Greg Turner signs up with eye on senior tour

STARTER'S CHANCE: Greg Turner says just making the cut would make him happy at next week's NZ Open.
STARTER'S CHANCE: Greg Turner says just making the cut would make him happy at next week's NZ Open.

The field for next week's New Zealand Open is starting to take shape with one local legend confirmed this week, 10 amateurs given wildcards and 10 more spots up for grabs on Monday at Russley.

New Zealand Golf yesterday confirmed 1989 and 1997 winner Greg Turner would play his first open in 10 years.

Turner, 49, is resurrecting his playing career with an eye to joining the European Senior Tour next year once he turns 50, but he doesn't believe he has the game to be in contention at the open at Clearwater next week.
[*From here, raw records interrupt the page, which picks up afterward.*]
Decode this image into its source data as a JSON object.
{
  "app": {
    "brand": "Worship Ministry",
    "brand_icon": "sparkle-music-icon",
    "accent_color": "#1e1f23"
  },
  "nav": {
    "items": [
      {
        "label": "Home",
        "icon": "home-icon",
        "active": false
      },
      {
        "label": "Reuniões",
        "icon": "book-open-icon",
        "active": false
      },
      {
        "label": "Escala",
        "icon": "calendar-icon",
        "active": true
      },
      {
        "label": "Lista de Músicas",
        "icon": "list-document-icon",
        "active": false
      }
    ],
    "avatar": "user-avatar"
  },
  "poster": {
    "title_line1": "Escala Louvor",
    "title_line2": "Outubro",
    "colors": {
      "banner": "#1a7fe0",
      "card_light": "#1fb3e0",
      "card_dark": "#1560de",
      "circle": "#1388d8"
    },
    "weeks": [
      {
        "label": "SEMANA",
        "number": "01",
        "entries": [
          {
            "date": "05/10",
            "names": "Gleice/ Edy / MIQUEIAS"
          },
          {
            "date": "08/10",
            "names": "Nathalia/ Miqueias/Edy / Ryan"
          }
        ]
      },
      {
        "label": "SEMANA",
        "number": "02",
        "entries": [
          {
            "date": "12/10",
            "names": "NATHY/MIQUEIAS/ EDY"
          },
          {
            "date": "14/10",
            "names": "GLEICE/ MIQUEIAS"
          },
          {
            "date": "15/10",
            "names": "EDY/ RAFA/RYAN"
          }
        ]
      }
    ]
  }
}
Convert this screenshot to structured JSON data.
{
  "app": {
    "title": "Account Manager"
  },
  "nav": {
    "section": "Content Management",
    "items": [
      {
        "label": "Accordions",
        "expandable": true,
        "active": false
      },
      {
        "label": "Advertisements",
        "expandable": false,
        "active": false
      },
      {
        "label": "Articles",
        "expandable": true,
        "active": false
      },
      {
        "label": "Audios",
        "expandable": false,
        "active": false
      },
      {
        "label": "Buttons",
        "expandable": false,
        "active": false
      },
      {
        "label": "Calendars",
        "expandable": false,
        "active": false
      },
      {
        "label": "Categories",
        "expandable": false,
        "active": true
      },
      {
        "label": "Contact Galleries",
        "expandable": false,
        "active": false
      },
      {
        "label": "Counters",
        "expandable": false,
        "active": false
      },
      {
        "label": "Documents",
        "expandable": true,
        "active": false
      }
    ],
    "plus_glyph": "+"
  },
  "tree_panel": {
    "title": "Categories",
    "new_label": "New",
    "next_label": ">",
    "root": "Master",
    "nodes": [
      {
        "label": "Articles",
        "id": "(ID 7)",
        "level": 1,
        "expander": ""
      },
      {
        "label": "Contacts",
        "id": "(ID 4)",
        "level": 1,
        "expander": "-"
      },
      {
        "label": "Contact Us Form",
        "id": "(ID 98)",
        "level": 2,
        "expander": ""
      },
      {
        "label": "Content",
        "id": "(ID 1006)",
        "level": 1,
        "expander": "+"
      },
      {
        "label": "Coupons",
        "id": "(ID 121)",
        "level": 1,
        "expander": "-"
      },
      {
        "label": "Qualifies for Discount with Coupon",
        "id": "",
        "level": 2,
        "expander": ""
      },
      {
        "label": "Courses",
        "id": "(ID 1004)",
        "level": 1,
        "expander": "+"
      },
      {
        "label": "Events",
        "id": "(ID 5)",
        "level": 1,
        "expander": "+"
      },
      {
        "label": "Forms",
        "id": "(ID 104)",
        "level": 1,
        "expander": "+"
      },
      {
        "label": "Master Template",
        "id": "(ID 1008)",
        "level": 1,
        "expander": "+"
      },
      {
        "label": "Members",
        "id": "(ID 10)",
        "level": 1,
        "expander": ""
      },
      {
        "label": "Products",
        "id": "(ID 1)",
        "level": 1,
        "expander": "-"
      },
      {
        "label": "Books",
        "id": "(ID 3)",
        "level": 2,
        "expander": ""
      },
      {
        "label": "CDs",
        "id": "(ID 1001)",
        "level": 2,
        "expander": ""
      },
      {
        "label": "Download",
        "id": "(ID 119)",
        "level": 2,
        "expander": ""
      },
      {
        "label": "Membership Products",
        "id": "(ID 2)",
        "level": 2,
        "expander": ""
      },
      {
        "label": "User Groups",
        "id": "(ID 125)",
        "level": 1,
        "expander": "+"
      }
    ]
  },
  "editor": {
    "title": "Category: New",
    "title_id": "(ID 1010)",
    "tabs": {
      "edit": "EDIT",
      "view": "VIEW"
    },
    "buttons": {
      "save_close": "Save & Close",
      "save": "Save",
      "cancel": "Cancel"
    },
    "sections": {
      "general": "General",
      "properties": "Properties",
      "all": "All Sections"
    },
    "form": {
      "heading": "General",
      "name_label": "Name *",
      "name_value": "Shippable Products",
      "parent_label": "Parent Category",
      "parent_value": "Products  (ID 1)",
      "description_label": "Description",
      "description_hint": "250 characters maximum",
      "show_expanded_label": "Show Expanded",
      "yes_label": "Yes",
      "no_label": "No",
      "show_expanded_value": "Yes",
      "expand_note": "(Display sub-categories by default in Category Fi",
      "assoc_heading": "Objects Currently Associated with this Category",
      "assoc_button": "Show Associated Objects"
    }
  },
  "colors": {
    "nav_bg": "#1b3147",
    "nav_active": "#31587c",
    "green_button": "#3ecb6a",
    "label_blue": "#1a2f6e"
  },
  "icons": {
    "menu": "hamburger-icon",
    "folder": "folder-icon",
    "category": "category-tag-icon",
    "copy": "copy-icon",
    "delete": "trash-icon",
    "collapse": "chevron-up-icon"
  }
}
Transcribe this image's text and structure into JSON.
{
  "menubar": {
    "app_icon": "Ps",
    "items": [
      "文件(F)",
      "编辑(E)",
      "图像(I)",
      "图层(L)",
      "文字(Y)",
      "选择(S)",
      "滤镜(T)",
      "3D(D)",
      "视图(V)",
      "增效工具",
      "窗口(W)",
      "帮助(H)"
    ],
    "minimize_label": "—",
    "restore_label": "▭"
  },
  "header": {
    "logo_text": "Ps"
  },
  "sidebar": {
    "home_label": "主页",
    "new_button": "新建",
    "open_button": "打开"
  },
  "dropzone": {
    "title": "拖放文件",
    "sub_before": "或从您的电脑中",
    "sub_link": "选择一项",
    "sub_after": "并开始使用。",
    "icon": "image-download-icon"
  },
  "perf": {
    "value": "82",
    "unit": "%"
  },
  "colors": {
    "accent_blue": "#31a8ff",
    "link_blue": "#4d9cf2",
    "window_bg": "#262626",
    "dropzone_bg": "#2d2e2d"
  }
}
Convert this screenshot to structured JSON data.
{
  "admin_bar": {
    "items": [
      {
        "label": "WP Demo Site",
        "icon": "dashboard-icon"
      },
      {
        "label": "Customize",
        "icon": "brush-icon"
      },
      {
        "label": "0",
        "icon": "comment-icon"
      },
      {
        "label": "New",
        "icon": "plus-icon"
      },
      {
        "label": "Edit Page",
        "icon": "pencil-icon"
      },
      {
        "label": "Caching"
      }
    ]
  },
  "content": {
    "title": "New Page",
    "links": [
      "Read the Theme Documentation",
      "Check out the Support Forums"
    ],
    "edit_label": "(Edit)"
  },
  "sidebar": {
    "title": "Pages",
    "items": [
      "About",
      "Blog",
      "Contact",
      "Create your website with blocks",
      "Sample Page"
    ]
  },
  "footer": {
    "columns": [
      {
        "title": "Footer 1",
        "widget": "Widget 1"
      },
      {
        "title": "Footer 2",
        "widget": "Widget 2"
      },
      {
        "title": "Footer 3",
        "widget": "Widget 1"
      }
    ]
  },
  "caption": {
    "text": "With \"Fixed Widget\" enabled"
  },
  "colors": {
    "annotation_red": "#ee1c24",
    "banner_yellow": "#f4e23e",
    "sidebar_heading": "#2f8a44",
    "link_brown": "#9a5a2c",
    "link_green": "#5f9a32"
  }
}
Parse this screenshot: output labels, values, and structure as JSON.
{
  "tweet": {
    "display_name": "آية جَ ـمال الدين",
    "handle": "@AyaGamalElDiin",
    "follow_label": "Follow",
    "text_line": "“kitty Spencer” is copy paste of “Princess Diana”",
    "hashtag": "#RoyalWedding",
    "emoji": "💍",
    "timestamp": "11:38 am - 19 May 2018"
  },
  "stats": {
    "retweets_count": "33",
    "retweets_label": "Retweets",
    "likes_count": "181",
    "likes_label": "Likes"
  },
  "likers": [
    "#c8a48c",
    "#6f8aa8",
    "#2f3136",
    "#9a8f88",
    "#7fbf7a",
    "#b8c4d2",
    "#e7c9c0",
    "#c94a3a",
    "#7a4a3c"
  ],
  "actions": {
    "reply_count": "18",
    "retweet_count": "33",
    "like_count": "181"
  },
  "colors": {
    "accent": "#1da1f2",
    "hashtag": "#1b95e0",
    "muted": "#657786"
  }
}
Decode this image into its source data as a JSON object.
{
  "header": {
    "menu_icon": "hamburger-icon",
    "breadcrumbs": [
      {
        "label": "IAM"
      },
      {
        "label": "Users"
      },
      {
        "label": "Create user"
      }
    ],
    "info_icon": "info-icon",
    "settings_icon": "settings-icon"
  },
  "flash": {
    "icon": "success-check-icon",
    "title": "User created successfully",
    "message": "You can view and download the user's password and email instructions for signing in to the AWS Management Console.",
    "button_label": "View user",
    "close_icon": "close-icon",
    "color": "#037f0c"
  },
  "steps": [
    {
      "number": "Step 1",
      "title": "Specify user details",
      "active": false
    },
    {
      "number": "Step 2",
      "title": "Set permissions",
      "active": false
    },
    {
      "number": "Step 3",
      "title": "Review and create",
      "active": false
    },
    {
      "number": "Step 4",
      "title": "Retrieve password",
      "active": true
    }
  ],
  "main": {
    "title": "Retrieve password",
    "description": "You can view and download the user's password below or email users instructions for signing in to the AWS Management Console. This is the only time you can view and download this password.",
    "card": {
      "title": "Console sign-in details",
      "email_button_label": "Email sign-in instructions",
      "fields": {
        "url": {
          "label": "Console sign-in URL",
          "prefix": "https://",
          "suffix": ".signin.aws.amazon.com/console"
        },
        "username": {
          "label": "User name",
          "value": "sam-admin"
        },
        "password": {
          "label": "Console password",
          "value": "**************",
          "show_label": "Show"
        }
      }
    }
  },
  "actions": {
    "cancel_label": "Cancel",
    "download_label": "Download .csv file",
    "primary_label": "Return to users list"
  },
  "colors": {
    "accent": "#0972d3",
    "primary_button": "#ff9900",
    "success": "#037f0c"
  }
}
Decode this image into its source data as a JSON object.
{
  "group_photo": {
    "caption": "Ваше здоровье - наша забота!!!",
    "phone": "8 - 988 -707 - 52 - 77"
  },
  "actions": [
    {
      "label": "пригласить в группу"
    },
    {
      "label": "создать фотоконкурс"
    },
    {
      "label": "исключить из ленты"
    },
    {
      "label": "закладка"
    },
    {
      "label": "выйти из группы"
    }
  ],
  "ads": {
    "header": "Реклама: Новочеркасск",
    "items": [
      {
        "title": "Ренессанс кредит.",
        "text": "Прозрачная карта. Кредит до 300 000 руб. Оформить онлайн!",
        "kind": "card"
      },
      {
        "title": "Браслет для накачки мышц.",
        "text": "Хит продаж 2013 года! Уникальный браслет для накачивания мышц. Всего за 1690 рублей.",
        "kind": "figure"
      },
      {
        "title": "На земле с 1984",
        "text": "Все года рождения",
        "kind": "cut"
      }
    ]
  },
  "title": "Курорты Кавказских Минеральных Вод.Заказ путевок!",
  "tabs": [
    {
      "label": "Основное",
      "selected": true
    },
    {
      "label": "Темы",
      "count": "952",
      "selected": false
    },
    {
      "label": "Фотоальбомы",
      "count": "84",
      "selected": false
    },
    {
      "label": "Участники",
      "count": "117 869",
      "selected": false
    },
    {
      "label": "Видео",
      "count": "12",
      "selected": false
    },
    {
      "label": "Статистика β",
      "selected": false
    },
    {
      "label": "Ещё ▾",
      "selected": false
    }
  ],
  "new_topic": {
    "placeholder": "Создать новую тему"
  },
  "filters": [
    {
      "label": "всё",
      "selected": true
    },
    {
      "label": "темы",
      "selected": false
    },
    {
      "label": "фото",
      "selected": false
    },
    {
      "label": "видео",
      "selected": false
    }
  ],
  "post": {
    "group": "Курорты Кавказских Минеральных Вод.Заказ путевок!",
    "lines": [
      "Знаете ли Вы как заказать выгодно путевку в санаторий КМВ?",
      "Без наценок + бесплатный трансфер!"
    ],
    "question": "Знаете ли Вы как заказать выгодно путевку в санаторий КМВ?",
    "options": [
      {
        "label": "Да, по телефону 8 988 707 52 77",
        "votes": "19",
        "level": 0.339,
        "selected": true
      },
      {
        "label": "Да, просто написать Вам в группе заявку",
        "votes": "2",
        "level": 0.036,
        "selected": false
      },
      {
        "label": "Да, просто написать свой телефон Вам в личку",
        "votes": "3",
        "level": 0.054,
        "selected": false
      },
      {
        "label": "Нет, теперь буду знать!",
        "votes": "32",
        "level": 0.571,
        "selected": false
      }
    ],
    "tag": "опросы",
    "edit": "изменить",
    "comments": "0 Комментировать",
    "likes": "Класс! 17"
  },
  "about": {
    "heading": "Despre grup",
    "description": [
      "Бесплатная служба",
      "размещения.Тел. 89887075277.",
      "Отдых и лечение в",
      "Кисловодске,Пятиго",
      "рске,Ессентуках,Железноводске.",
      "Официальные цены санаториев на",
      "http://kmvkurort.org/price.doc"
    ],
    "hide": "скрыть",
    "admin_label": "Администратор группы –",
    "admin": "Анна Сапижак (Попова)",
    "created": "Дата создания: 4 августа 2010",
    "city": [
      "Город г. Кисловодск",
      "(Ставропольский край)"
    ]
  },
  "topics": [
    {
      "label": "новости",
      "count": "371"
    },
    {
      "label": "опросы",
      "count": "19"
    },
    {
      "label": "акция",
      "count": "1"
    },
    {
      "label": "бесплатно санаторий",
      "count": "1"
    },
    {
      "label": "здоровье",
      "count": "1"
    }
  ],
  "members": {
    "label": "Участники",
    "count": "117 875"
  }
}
"It would be incredibly optimistic to suggest that I would be in contention to win," he said.

"I would be happy if I made the cut. But I guess golf is a funny game and you never know. I never thought I would play the New Zealand Open again, so it should be an interesting week."

Turner said his first New Zealand Open win 23 years ago was a significant moment in his golfing career.

"The win in 1989 at Paraparaumu was huge, really, and a massive turning point for me. I was having a really tough couple of years and was struggling with a swing change that I had been working on since May that year. That win turned everything around and helped me see the light at the end of the tunnel."

That win was Turner's sixth as a professional and he went on to win another seven after that, including a second New Zealand Open, at Middlemore in 1997.

Turner said the New Zealand players in the field should be inspired to bring their best game to Clearwater next week.

"There is nothing like winning your national open. You dream of that moment when you're growing up as a kid and to realise that dream not once, but a couple of occasions is really special."

Danny Lee could still play, depending on how he goes in the second stage of US PGA Tour qualifying school. Lee will join fellow Kiwi Steve Alker in one of a handful of second-stage events in California, starting tomorrow.

If Lee doesn't make the cut-off point for the third and final stage - believed to be around the top 17 - his playing diary appears free and he could return to New Zealand in time for the first round at Clearwater on Thursday next week.

A New Zealand Golf spokesperson said no discussions had gone ahead with Lee about what would happen should he not qualify for the third stage, but the 22-year-old has consistently said he would like to play if possible.

Meanwhile, New Zealand Golf has invited 10 amateurs to play in the open, including Ashburton's Daniel Pearce.

The New Zealand Eisenhower Trophy team of Mathew Perry, Vaughan McCall and Ben Campbell have all been invited to play, although Campbell has since turned professional and Perry and Pearce are also likely to tee up as pros.

A pair of Australians - Nathan Holman and Brett Drewitt - have been invited by Golf Australia to play as part of a reciprocated deal with New Zealand Golf that means McCall, as New Zealand Amateur winner, will play in the Australian Open.

Compton Pikari (Te Awamutu), Tyler Hodge (Levin), Sam An and Harewood Open winner Josh Munn have also received invitations.

Ten more spots remain for qualifiers from Monday's one-round tournament at Russley.

Top Christchurch amateur Jordan Bakermans has finished 19th in his first international tournament, the Carlos Tailhade Cup, in Argentina. Bakermans shot rounds of 71 and 74 and he and Josh Munn finished second in the teams competition.

Bakermans now plays the Argentina Amateur before heading back to New Zealand to lead the Canterbury men's team at the national teams' competition next month.

Last week wasn't the week of titles Canterbury Golf had hoped it might have been.

The defending champion Freyberg Masters men's team finished fifth at the Maraenui Golf Club in Napier.

Both of their losses were narrow ones, going down 3-2 to eventual winners Waikato and to North Harbour by the same margin. Four of the five-man team had winning records, but the close nature of the competition - five of the side's eight matches were decided by 3-2 scorelines and one was halved - meant they finished down the order.

Coringa's Jason Sincock had the best record for the Canterbury side, winning six matches, halving one and being beaten just once.

The women's team of Anne Dick (Harewood), Rhonda Hira (Waimairi Beach), Jill Balloch (Harewood), Di Kay (Akaroa) finished ninth equal at the women's masters tournament in Invercargill.

Hosts Southland were again the runaway leaders at the 14-team tournament, winning by 11 points from Hawke's Bay/Poverty Bay.

Coringa's Louise Gebbie continued her winning form by taking out the women's Champions of Champions title at Russley on Monday.

Gebbie, whose playoff putt helped Coringa win the Pollock Cup on Sunday, was the only player to break 80 in the 36-hole tournament, and her rounds of 78, 78 were enough to beat Rawhiti's Kate Turner by 10 shots.

Templeton's Clair Reid won the inaugural nine-hole Champions of Champions title, on a countback, from Harewood's Faye Sedgley.

Mary Samuela-Anderson (Scargill) narrowly won the Best 36 Hole Net trophy while Russley won the gross stableford Rosebowl district competition.